Dear Mr. Evans,
I guess your piece on Phil Mickelson’s taxes, in ESPN.com today, falls into the category of opinion, rather than reporting, but you have blurred the distinction. Here are some representative excerpts from your article:
“Mickelson claims his tax rate is upwards of 63 percent, but several accountants have contested that number. Still, he pays his fair share.”
Comment: regarding the first sentence, I think you need to hire a new set of accountants. Try adding 39.5% (federal income tax), 13.3% (CA income tax), 3.8% (Medicare tax), and even a bare-minimum amount for state and local taxes on sales, hotels, car rentals, fuel (for his cars and his private plane) and you actually go above 63%, not below it. As for whether 63%+ represents Phil’s “fair share,” how, exactly, are you defining his (or anyone’s) fair share of taxes?
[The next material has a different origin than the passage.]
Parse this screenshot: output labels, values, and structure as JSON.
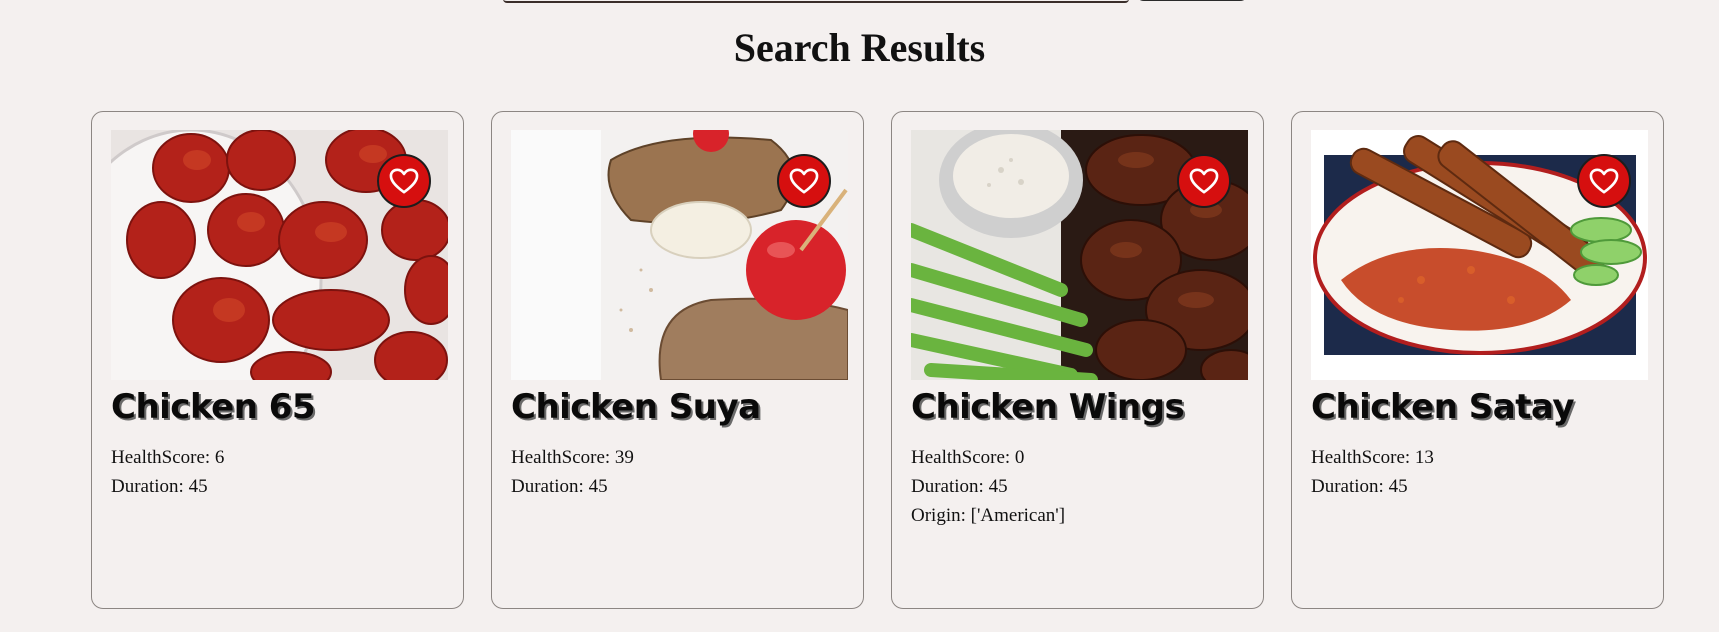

If 63% for Phil is “fair,” how about 75%? 90%? How much is fair for YOU – and how did you arrive at that figure? Where is your dividing line? Where did you get that answer – was it in a civics book? The Bible? What is your source?
“High taxes aren’t going away and the rich like Mickelson are likely in the near future to pay a greater share than the poor and middle class.”
Comment: Let’s do a little basic math. What’s the 2013 marginal federal income-tax rate on the top dollar of your income? (I am guessing you think you are “middle class.”) Assuming it was something less than Phil’s 39.5%, and that your state tax rate was something less than Phil’s 13.3%, isn’t Phil already paying a bigger share of his income than you do of yours? And if Phil’s total income was $63 million and yours was, say, $250,000, isn’t Phil actually paying a WAY bigger “share” of the overall tax burden of the United States than you are? I mean, whether you mean “share” as percentage of personal income, or share of the total income of everyone, Phil is already paying way more than his “share” unless you are basing your conclusions on some kind of moral or religious philosophy that supposedly has a whole set of moral mandates relating to income-tax percentages.
“Mickelson might have a very myopic view of his tax situation. . . . No amount of taxes that he will pay over his lifetime is likely to threaten his standard of living.”
Comment: Again, definitions, please. How are you defining “Phil’s standard of living” – do you mean, What Farrell Evans thinks Phil Mickelson’s standard of living SHOULD be, in a just and moral world? That must be it, because every additional dollar that Phil pays in taxes is a tax that reduces his standard of living by a dollar. Maybe that was not what you meant; maybe you meant, Phil will always have a higher standard of living than you, net after taxes, unless you tax him at something in excess of 99% of his income ($62 million in taxes), and in your world, that means the standard of living TO WHICH HE SHOULD BE ENTITLED will not be threatened because he will still be taking home one million dollars which is still more than you.
Putting aside all of these issues, I should also remind you that, in addition to your obvious feelings of animosity, envy, disgust, etc., for Phil, you reveal your ignorance of the fundamental economic issue involved here. Phil, like you (and any other rational human being), is likely to take whatever steps he deems necessary to do the best possible job of conserving his savings so that he can do the best job of protecting and caring for his family and having enough left over to behave in a generous and charitable manner. Phil is known to be an extraordinarily generous and giving man, and he pays a lot of taxes. Waging class warfare against the Mickelsons of the world (and of California in particular) is likely to hurt lots and lots of people – you will drive them away from places like CA that need their tax money. Phil is undoubtedly willing to pay a ton of CA taxes, but if you push too hard, you lose a lot. If you could keep him in CA at a 10% income tax rate, is it really a smart thing to raise the rate to 13.3% and drive Phil out of CA? That kind of thing is so counter-productive that it is just nuts, not rational behavior. Maybe you will finally be satisfied when we are all economically equal – even if that means equally poor.
Michael E. C. Moss